──────── Given records ────────

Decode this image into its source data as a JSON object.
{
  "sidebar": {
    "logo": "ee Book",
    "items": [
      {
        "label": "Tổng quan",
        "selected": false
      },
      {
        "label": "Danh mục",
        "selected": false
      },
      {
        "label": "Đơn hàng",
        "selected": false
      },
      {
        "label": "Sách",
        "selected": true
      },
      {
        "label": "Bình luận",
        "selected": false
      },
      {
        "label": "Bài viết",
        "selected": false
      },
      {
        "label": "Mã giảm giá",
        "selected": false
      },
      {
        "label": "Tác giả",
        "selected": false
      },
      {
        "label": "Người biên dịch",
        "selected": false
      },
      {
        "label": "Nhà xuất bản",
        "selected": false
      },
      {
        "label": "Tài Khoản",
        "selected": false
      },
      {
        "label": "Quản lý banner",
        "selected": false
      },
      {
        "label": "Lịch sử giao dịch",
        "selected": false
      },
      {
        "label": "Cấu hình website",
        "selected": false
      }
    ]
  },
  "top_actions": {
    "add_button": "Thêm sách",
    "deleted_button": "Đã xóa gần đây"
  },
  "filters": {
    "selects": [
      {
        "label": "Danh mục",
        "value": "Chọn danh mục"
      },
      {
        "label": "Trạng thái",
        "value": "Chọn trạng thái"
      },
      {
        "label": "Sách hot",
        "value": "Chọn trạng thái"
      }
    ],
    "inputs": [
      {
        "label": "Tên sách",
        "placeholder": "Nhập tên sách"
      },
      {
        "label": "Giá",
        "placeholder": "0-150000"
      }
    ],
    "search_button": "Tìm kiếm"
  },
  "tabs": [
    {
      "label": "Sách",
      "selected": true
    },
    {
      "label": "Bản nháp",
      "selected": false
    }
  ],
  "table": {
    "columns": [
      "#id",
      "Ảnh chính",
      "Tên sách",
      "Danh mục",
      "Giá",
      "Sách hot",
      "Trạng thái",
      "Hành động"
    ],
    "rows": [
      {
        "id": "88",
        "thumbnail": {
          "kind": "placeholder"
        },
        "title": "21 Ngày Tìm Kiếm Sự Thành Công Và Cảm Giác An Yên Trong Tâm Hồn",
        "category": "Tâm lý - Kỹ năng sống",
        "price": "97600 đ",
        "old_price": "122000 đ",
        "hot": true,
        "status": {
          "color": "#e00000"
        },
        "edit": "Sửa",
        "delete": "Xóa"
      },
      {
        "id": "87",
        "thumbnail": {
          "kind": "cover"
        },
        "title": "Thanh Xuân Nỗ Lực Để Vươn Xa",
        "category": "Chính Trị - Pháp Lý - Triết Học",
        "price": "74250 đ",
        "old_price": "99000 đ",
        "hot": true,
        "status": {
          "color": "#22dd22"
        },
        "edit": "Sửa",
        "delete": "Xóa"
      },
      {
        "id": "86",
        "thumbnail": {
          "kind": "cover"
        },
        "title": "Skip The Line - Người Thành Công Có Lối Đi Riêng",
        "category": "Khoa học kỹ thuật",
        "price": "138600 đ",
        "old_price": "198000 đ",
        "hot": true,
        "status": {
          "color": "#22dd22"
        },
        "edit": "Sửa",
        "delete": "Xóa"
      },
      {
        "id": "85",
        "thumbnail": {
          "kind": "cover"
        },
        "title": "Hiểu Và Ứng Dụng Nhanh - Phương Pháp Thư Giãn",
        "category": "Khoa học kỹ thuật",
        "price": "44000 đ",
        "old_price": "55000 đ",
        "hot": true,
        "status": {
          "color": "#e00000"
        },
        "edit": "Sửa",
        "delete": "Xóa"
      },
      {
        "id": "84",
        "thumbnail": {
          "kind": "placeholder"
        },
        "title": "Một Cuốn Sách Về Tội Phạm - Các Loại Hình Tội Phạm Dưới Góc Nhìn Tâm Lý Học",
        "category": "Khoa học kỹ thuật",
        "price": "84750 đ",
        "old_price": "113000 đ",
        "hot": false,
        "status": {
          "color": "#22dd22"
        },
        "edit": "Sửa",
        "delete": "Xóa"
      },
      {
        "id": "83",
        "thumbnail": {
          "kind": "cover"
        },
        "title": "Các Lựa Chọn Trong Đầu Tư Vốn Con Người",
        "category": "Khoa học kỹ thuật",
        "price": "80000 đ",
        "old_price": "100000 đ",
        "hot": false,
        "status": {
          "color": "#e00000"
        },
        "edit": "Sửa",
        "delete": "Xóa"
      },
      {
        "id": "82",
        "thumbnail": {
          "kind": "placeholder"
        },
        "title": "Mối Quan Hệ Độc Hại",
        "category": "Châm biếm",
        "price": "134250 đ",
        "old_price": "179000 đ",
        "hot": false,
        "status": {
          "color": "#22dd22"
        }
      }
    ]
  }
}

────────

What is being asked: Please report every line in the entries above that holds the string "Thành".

Completed exercise:
        "title": "21 Ngày Tìm Kiếm Sự Thành Công Và Cảm Giác An Yên Trong Tâm Hồn",
        "title": "Skip The Line - Người Thành Công Có Lối Đi Riêng",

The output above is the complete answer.